PH is an essential amount that shows the chemical conditions of an aqueous solution. The pH can sway biological functions, nutrients, the behaviour of chemicals, and microbial activity.
Considering that, controlling or monitoring the pH of water, soil, beverage, or food products is crucial for various applications. To do this, you will need ph metres to measure the pH level and specify the solution’s basicity or acidity.
Measuring the pH level is important to your people’s everyday lives, although you’ll never hear or see it reported over news shows. With that being said, the following will tell you how pH affects our daily life.
Aquatic Ecosystem and Aquaculture
Too much or too low pH levels in water can harm aquatic lives, like fish. If the water’s pH level is too low, high concentrations of toxic metals like aluminium can get into the water. Also, some chemicals that bear nitrogen become more toxic. These instances can make the fish’s metabolic process become less efficient.
If the pH level in the water drops below 6.5, the fishes and other aquatic life will have a hard time growing. If it drops below five, fishes may stop reproducing, or they may die. This highly affects young aquatic organisms.
Meanwhile, if the pH level in water gets too high, which is more than nine, this would convert most ammonium ions to ammonia, which is toxic to fishes. This can get worse if the temperature of the water rises as well. PH levels between nine and ten may keep the fishes from growing, and more than that will kill the fish.
Soil is a complicated system that requires various elements affected by pH levels, like fungal growth, root growth, availability of nutrients, and microbial activity. Too much acid in the soil can make many of its minerals soluble that can release toxic, like aluminium. Moreover, due to this, some nutrients like molybdenum and phosphorus decrease in soils with a low pH level. On the other hand, if the soil is too basic or alkaline, it will have less copper, zinc, manganese, iron, phosphorus, and boron.
Most plants need a pH range of around 6.0 to 7.0, the range where most nutrients are present. But some plants need soil that is either basic or acidic, like hyacinth that needs 6.5 to 7.5 and blueberries at 4.0 to 6.0.
Farmers often test the pH level or their soils using pH metres to know if they need to alter their soils before planting.
PH is also important in water treatment, regardless if it is drinking or waste. Drinking water should have a pH level between 6.5 and 8.5. If the drinking water level is too low, it can degrade pipes, allowing toxic metals like lead and copper to get into the water supply. On the other hand, if the pH level is too high, the water will have an unpleasant taste and disinfectant, such as chlorine, will become less effective.
Treating the wastewater also requires the right pH levels to control the microbial or chemical reactions, making the treatment as efficient as possible. Operators need to carefully monitor and regulate pH based on the changes in microbial or chemical conditions.

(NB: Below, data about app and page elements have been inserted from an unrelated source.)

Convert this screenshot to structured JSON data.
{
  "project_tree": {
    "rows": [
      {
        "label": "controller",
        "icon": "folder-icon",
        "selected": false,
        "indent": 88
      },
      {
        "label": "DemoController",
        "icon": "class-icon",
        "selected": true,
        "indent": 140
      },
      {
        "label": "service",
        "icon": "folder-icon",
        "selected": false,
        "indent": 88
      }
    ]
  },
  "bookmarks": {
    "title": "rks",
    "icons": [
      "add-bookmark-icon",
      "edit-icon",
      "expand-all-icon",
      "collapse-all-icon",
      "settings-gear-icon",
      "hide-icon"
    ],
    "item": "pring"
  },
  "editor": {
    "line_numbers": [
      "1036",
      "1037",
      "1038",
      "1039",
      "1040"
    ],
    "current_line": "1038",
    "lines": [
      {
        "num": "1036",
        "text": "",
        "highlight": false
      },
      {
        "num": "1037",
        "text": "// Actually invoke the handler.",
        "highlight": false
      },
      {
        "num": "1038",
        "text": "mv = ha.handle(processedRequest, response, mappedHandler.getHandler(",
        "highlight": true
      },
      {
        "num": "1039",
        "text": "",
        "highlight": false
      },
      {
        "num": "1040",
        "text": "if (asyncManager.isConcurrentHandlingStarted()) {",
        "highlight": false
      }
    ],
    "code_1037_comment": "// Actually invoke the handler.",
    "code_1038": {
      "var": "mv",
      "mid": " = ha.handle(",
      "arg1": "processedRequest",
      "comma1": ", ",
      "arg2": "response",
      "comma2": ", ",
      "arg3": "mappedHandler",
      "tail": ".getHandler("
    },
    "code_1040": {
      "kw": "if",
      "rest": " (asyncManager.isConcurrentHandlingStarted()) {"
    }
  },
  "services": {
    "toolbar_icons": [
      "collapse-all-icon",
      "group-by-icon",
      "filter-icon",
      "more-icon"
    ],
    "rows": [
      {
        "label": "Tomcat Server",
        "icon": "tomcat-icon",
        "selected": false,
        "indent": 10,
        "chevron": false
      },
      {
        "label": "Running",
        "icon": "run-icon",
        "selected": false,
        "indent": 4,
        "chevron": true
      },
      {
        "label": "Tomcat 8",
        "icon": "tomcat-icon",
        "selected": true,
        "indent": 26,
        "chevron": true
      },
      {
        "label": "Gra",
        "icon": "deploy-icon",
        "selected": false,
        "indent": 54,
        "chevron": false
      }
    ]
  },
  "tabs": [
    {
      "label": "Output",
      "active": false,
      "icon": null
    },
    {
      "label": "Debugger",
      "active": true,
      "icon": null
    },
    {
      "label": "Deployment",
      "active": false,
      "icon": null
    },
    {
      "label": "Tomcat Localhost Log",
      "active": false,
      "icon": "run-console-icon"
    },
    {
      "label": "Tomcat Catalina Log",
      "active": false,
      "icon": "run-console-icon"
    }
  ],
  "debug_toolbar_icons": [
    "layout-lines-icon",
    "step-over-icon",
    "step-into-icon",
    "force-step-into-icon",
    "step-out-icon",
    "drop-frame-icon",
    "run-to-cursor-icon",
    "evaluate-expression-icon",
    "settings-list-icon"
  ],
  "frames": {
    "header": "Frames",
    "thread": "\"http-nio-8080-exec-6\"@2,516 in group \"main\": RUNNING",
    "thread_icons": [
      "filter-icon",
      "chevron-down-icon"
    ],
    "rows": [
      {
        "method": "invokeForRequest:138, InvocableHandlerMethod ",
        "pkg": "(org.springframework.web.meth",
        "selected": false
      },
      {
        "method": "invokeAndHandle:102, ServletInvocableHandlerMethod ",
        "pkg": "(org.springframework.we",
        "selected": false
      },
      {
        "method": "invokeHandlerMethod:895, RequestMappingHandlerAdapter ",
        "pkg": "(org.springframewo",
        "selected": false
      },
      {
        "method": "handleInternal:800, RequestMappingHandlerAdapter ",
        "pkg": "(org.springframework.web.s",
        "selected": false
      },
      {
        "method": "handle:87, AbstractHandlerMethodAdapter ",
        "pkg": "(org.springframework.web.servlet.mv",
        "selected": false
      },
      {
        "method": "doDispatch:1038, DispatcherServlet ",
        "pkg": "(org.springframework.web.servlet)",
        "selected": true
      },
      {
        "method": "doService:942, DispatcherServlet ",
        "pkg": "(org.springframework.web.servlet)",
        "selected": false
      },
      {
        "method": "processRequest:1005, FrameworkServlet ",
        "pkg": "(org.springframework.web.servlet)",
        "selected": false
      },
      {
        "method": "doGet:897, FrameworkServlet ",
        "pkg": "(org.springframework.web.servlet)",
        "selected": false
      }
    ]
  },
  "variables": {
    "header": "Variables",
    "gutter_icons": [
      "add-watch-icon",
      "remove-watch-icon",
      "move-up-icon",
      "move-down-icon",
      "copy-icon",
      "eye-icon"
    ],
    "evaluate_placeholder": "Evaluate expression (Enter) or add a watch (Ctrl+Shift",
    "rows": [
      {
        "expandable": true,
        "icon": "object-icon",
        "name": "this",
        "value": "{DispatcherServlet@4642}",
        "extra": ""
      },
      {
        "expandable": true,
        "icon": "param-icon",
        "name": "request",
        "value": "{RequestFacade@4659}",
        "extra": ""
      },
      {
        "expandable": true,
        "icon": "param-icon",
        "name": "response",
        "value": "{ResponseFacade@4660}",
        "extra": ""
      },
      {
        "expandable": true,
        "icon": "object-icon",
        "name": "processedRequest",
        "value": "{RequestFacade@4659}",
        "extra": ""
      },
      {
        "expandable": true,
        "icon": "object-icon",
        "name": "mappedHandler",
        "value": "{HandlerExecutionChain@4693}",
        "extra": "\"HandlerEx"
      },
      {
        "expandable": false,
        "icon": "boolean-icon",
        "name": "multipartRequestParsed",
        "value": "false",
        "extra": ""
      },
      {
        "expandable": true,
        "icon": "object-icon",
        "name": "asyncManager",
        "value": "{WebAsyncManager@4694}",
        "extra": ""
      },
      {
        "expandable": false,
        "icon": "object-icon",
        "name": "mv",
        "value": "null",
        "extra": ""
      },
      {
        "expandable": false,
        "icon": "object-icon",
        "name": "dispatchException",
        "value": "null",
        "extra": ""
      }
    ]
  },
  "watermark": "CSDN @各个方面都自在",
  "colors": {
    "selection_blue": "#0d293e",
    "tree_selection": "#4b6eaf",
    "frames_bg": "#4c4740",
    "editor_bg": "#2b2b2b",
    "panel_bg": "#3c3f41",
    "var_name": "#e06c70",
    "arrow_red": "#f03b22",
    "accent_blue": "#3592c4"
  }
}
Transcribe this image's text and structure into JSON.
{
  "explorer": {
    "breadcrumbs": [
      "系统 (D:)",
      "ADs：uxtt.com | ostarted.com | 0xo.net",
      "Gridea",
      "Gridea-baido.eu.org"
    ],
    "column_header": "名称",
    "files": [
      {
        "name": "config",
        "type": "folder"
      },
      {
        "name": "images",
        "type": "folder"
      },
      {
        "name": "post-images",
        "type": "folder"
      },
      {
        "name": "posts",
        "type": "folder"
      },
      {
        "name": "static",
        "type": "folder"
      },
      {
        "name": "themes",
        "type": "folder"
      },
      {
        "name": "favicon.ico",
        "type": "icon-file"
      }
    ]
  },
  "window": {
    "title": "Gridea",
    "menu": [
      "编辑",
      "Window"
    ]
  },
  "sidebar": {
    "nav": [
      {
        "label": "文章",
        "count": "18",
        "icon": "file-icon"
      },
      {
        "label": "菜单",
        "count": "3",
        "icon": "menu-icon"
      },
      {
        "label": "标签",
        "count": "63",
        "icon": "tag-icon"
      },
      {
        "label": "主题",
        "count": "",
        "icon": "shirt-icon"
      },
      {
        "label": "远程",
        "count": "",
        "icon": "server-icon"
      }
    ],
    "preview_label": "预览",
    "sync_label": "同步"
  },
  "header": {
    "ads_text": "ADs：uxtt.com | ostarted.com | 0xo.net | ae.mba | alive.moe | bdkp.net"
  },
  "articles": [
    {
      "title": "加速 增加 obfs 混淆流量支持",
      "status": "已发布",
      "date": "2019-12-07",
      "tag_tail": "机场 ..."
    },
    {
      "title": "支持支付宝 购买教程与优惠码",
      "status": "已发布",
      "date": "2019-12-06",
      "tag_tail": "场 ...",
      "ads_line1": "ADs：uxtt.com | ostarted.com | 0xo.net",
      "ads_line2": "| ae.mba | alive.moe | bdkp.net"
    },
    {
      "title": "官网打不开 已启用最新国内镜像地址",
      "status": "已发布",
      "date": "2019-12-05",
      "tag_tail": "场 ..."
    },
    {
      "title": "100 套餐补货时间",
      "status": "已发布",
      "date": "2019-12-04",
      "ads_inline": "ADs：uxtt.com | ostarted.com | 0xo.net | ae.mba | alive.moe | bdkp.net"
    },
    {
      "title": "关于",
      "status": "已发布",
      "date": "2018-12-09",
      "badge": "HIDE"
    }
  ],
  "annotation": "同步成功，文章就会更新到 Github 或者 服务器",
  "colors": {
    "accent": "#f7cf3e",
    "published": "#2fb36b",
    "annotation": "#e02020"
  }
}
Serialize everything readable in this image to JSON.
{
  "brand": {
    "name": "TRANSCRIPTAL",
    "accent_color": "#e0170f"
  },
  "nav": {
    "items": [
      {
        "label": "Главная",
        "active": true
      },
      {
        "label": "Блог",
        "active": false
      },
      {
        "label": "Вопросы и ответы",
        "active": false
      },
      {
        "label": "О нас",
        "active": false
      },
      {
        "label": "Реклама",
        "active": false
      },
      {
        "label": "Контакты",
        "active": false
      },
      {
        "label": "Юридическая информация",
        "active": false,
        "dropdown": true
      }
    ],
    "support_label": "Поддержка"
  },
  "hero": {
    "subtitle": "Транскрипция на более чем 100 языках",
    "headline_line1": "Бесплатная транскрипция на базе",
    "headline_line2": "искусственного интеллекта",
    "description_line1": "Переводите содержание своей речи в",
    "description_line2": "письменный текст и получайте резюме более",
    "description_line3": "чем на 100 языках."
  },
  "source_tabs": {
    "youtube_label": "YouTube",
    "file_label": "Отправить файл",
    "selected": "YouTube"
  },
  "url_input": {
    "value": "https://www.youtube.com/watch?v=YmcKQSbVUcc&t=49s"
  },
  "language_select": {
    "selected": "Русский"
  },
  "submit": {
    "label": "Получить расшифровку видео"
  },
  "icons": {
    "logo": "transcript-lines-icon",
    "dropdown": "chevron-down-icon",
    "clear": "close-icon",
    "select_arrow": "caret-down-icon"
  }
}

These are just some of a lot of factors where pH can affect human lives. With that being said, monitoring the pH levels in virtually everything we use or consume is crucial.